Do you see floaters when you’re trying to read a book or look up at the sky? Visual floaters are a common problem – especially among people over the age of fifty. Although they’re usually not a sign of disease or serious visual problems, people who are burdened with them often wonder if they’re permanent. Do floaters go away?
What Causes Floaters?: It All Goes Back to the Vitreous
Floaters occur for a variety of reasons, but they’re mostly related to the aging process. The back of the eye is filled with a gel-like material called vitreous. Over time, the vitreous starts to shrink and liquefy and release tiny fibers that float around freely. These fibers cast a shadow when they move in front of the retina. This causes a person to see floaters – and, sometimes, flashes of light.
Eventually the vitreous may detach from the back of the eye leading to a sudden increase in floaters. In rare cases, vitreous separation puts so much traction on the retina that the retina tears. When this happens a person may see a shower of new floaters, flashing lights, or a decrease in peripheral vision. In this happens, it’s important to see an opthamologist immediately to check for a retinal detachment – which can lead to blindness.
What Causes Floaters?: The Importance of an Exam
Most floaters are a part of the aging process and usually aren’t a cause for concern. Nevertheless, it’s important to get an eye exam when new floaters appear to make sure there’s no problem with the retina. Floaters occur more frequently in people who have certain medical conditions such as diabetes, so it’s important to get a complete physical exam – not just an eye exam – when new floaters start to appear.
Do Floaters Go Away?
Many people learn to deal with their floaters – and over time the brain starts to tune them out so they’re less annoying. For some people, visual floaters are more problematic – obstructing vision and making it difficult to even read a book. For these unfortunate people, there is a procedure called a vitrectomy. This involves removing the vitreous along with the floaters from the eye and replacing it with salt water solution. This treatment isn’t recommended since it’s associated with serious complications including cataracts and retinal detachment.
In some cases, floaters grow worse with aging – or they may improve as your brain adapts and more effectively tunes them out. The bottom line?

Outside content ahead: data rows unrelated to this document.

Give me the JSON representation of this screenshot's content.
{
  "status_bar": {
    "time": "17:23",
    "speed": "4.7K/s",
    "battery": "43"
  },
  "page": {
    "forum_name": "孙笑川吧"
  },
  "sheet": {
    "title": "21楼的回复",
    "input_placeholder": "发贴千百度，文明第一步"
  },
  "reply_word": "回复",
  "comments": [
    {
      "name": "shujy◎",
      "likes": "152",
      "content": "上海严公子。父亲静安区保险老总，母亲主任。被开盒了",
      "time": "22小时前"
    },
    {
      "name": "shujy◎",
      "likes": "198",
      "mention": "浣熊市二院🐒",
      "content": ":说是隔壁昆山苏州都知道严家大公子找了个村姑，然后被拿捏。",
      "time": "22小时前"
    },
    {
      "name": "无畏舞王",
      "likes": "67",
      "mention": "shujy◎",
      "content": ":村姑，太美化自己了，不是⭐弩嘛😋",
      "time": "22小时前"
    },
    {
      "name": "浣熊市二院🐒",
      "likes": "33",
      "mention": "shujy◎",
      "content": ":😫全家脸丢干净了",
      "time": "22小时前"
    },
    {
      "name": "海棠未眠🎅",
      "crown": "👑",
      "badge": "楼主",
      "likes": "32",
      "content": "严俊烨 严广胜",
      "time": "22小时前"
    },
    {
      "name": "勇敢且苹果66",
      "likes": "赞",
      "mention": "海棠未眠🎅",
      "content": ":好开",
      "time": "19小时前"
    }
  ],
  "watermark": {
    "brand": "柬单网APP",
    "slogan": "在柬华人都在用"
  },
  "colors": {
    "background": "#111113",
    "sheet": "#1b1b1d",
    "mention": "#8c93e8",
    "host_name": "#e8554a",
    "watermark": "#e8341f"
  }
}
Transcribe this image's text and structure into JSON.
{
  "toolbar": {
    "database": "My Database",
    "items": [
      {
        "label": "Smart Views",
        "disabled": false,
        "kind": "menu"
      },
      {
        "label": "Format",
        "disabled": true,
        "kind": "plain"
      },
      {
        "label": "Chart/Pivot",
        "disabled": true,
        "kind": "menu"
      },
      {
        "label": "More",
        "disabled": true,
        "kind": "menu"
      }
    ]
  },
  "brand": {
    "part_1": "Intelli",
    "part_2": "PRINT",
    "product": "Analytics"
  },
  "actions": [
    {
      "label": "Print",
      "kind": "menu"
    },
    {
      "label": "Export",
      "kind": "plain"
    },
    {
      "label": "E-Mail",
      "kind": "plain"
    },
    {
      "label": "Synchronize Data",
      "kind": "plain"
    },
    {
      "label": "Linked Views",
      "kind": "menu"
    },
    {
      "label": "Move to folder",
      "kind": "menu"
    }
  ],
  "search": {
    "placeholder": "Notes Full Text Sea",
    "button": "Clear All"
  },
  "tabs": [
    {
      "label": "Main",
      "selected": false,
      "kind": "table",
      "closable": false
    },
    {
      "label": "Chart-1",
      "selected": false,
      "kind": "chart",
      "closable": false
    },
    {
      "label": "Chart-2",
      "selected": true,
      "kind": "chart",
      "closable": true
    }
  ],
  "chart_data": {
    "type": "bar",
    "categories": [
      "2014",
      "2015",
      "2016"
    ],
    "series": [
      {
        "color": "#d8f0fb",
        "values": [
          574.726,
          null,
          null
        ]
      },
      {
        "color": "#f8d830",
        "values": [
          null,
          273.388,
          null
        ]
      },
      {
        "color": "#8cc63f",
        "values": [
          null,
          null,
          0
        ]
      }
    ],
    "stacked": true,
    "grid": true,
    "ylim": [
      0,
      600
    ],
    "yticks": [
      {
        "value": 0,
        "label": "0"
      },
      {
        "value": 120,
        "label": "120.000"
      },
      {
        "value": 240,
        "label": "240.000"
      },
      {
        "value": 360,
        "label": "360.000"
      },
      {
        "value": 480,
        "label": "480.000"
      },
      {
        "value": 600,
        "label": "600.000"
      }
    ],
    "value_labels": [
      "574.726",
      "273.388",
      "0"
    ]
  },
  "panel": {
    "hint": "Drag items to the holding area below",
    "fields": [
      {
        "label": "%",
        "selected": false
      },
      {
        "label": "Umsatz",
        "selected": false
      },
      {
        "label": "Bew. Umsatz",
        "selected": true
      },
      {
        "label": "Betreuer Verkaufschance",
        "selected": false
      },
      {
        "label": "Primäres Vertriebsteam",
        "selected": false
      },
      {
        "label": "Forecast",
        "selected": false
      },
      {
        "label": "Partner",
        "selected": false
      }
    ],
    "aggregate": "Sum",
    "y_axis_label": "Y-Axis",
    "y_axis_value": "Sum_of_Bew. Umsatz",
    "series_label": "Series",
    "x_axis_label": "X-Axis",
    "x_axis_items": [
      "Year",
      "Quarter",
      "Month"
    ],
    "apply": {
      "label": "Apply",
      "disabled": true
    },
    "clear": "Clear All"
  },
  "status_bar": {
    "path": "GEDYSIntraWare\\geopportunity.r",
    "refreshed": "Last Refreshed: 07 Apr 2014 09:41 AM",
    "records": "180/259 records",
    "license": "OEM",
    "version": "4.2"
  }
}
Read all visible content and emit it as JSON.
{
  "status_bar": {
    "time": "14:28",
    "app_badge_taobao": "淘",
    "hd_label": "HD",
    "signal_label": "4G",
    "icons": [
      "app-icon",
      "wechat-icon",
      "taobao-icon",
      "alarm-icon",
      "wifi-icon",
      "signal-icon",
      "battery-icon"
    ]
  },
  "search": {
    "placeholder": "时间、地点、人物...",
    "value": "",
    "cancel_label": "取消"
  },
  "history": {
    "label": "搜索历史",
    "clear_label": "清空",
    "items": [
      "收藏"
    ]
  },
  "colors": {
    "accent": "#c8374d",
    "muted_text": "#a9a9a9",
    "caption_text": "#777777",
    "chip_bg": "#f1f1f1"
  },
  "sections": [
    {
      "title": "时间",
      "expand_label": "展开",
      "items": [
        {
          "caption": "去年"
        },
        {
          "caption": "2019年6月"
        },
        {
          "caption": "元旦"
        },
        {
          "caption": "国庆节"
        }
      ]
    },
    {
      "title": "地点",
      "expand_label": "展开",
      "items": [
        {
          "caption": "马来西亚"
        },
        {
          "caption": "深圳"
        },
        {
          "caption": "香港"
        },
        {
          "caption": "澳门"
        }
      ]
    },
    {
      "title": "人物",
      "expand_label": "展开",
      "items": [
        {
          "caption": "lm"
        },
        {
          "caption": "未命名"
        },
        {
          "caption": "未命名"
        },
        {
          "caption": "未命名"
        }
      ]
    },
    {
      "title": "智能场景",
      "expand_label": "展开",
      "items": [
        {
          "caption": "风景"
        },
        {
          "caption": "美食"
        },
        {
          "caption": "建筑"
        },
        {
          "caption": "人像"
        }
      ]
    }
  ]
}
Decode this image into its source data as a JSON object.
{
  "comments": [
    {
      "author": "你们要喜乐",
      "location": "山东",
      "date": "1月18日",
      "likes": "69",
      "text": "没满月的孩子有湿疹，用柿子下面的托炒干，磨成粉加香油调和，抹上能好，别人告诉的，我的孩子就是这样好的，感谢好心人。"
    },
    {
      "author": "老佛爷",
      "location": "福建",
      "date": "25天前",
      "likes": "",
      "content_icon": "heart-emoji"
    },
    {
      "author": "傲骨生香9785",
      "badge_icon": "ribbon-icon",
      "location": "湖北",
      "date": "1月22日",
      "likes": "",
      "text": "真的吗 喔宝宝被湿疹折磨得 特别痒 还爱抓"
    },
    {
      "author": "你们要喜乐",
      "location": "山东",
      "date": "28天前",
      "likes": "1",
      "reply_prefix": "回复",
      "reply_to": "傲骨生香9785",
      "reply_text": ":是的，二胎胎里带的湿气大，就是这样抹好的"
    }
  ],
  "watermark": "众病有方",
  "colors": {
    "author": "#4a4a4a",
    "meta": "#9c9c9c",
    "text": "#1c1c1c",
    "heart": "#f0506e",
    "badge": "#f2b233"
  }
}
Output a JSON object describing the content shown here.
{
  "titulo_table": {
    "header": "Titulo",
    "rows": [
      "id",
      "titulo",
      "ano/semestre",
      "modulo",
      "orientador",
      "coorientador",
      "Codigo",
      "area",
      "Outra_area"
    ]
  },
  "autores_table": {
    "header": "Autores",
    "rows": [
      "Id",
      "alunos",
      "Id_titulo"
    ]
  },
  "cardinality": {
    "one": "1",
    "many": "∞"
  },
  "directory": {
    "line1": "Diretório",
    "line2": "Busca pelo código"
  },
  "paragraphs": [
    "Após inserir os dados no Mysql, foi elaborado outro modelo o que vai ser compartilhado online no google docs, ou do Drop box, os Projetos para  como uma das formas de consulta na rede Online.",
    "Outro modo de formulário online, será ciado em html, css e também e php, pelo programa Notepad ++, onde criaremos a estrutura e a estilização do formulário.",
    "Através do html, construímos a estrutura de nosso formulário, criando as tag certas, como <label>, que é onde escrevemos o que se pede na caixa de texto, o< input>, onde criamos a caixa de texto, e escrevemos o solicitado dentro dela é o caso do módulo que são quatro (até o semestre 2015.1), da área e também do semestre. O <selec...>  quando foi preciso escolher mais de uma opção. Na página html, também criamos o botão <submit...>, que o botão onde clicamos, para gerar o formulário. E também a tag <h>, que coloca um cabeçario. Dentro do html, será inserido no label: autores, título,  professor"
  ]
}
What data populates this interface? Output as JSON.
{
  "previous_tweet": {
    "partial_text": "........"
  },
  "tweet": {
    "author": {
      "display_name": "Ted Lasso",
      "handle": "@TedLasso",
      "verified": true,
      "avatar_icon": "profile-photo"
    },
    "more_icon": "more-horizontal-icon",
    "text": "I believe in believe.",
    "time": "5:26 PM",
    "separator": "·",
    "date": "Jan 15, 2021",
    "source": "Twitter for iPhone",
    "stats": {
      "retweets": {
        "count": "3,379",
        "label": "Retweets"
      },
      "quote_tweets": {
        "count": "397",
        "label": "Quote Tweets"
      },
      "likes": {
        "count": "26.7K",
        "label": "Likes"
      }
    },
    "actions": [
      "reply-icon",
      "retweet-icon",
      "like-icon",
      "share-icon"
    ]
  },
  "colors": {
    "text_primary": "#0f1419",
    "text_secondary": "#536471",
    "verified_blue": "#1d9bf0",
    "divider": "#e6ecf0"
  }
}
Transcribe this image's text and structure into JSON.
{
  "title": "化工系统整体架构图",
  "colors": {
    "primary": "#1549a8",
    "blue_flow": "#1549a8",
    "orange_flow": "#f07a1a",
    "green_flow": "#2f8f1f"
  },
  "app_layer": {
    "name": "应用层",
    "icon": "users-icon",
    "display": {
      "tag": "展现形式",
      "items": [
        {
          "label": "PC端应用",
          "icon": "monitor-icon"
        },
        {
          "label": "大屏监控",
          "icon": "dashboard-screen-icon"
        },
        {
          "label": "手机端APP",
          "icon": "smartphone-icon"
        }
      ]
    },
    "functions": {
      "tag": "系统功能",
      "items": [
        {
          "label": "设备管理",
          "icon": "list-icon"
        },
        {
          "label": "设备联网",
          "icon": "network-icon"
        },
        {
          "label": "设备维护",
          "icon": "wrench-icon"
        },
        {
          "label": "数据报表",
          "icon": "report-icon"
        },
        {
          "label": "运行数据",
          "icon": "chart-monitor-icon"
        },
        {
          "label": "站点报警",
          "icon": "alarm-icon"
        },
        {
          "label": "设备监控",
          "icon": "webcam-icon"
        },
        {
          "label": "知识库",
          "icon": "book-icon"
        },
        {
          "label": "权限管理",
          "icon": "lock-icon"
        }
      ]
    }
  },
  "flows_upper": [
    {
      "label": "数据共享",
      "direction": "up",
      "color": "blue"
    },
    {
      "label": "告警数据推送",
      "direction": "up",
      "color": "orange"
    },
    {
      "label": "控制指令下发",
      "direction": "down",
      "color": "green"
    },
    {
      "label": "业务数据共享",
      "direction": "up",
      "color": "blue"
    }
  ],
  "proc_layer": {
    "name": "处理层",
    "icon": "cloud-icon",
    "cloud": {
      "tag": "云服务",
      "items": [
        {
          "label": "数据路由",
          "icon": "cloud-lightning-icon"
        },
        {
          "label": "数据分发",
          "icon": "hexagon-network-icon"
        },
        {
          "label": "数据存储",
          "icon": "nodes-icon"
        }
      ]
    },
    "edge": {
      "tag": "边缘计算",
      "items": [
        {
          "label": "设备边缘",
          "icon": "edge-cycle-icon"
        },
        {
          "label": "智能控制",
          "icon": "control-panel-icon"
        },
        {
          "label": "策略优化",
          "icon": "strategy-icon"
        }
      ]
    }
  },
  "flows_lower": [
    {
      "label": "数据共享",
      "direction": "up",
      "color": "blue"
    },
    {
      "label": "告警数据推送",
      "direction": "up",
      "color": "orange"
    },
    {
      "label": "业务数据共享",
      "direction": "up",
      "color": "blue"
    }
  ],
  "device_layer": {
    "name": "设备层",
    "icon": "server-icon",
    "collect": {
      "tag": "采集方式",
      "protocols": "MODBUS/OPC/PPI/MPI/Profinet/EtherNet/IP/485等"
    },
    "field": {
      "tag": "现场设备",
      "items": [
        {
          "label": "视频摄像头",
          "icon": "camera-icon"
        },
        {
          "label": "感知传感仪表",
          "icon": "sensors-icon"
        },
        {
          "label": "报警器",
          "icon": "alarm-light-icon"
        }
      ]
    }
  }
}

Try not to focus on floaters. Once you do, it’s hard not to see them. If they’re obstructing your vision, talk to your doctor about the pros and cons of a vitrectomy.
Merck Manual. Eighteen edition.